I have known writers at this dangerous and tricky age to phone their homes from their offices, or their offices from their homes, asking for themselves in a low tone, and then, having fortunately discovered that they were “out,” to collapse in hard-breathing relief. This is particularly true of writers of light pieces running from a thousand to two thousand words.
The notion that such persons are gay of heart and carefree are curiously untrue. They lead, as a matter of fact, an existence of jumpiness and apprehension. They sit on the edge of the chair of Literature. In the house of Life they have the feeling that they have never taken off their overcoats. Afraid of losing themselves in the larger flight of the two-volume novel, or even the one-volume novel, they stick to short accounts of their misadventures because they never get so deep into them but that they feel they can get out. This type of writing is not a joyous form of self-expression but the manifestation of a twitchiness at once cosmic and mundane. Authors of such pieces have, nobody knows why, a genius for getting into minor difficulties: they walk into the wrong apartments, they drink furniture polish for stomach bitters, they drive their cars into the prize tulip beds of haughty neighbors, they playfully slap gangsters, mistaking them for old friends.
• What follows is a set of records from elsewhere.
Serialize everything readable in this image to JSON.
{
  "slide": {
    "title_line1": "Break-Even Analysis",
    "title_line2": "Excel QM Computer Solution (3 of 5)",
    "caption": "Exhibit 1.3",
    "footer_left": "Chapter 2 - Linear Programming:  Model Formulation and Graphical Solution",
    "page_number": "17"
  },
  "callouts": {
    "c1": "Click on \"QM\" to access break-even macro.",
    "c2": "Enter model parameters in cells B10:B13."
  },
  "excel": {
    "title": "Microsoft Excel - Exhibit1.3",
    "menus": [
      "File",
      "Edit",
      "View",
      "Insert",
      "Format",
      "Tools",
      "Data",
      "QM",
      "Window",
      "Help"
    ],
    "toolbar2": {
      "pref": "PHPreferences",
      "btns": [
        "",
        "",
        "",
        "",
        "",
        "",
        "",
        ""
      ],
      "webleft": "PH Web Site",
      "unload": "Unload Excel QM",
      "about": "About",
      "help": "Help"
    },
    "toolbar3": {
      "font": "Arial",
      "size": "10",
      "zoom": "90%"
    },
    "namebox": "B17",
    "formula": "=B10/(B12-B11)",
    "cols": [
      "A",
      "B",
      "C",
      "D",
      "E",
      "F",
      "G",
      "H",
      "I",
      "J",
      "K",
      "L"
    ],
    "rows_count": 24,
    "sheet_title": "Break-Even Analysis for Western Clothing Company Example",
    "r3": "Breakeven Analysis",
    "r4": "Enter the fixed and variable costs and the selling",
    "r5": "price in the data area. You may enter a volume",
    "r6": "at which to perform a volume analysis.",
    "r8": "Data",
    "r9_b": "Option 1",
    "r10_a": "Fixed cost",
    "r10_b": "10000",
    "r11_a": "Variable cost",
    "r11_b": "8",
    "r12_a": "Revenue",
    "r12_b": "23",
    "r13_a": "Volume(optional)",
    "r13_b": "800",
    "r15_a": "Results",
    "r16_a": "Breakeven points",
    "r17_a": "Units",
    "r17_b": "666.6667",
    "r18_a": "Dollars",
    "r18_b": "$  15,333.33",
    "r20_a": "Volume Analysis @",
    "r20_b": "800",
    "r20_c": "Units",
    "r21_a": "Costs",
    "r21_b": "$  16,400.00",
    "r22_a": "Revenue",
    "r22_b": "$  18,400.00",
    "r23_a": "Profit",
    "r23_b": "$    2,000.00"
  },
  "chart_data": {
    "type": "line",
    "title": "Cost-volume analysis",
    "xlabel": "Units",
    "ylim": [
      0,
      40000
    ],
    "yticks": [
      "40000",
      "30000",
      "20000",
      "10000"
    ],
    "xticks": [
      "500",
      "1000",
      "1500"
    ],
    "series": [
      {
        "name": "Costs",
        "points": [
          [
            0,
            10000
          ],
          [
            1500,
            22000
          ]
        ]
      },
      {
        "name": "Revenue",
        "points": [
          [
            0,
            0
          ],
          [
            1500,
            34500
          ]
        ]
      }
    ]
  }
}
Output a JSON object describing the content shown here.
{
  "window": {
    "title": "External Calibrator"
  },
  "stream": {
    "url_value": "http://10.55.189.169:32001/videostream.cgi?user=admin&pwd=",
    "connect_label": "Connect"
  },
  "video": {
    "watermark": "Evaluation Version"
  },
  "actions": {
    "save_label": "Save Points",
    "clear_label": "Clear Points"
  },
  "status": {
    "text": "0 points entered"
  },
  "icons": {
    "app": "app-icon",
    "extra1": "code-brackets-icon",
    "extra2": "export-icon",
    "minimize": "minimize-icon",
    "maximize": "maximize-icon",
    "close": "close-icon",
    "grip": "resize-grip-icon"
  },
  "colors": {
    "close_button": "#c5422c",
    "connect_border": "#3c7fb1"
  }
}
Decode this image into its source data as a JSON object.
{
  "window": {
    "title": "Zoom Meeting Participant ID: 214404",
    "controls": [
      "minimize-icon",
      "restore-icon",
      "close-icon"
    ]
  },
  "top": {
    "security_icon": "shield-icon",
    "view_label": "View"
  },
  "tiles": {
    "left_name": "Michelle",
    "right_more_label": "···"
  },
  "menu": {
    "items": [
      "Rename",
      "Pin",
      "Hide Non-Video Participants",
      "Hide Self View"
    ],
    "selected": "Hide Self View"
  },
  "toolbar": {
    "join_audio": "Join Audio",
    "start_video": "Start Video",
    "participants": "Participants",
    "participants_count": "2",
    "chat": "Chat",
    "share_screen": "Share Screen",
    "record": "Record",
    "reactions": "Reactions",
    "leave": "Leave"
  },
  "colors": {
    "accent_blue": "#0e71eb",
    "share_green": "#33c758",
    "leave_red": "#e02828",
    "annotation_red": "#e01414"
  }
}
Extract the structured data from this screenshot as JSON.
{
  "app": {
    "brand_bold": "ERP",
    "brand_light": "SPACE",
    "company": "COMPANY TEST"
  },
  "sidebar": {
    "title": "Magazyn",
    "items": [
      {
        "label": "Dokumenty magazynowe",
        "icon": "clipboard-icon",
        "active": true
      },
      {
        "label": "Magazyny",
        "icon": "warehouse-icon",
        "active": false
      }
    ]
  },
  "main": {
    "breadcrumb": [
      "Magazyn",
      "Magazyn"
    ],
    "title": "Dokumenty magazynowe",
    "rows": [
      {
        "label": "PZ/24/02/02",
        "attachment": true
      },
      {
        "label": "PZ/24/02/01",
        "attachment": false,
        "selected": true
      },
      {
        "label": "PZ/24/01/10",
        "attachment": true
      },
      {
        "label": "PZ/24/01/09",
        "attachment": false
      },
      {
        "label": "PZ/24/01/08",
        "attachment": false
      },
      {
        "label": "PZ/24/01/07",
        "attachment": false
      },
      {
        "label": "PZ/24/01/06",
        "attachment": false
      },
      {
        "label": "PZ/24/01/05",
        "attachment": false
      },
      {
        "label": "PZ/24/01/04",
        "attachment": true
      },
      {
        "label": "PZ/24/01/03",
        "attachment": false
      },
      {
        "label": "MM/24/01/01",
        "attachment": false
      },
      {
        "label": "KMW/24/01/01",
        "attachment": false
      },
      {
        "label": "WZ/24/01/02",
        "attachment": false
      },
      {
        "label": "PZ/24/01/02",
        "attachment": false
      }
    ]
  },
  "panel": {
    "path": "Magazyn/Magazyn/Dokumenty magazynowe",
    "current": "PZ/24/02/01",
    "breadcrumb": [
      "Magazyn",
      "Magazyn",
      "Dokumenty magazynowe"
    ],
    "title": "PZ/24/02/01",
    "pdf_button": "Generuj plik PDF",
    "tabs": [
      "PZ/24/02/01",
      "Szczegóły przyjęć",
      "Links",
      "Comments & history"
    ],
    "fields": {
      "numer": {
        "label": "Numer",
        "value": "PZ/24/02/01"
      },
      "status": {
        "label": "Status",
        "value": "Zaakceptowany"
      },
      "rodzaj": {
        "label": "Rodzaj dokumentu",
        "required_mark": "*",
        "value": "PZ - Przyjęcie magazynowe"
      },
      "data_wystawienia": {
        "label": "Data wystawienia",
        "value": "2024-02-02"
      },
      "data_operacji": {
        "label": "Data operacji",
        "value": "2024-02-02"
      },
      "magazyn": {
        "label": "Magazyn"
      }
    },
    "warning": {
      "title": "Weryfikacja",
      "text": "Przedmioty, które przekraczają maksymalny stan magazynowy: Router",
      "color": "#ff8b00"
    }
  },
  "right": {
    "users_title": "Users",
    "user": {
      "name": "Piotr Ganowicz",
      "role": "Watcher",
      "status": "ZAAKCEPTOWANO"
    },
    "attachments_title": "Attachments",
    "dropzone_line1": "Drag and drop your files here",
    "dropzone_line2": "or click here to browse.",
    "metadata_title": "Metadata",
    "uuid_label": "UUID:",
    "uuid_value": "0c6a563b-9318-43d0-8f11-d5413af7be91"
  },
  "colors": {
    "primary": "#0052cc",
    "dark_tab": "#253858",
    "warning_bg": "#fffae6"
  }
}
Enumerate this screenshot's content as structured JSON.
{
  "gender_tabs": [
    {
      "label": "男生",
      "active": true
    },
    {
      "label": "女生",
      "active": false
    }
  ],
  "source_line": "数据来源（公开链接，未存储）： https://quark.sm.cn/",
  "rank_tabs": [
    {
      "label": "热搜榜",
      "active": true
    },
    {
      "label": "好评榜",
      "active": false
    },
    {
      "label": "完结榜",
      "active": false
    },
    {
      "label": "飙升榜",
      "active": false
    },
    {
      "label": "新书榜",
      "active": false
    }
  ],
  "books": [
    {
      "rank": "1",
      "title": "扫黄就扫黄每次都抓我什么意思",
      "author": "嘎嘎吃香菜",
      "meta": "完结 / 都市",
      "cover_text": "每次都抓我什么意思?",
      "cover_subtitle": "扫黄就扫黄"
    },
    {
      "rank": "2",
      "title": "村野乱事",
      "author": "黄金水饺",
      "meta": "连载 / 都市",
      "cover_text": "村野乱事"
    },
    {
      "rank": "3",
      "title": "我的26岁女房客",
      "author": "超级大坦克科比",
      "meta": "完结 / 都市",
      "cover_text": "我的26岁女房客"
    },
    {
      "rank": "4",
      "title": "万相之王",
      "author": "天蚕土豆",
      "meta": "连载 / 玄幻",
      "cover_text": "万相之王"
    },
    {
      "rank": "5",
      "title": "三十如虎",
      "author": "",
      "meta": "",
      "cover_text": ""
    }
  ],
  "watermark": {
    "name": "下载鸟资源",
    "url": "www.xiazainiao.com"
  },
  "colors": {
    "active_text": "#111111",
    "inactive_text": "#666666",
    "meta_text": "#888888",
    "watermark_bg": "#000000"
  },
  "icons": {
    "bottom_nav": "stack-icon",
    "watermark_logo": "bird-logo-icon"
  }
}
To call such persons “humorists,” a loose-fitting and ugly word, is to miss the nature of their dilemma and the dilemma of their nature. The little wheels of their invention are set in motion by the damp hands of melancholy.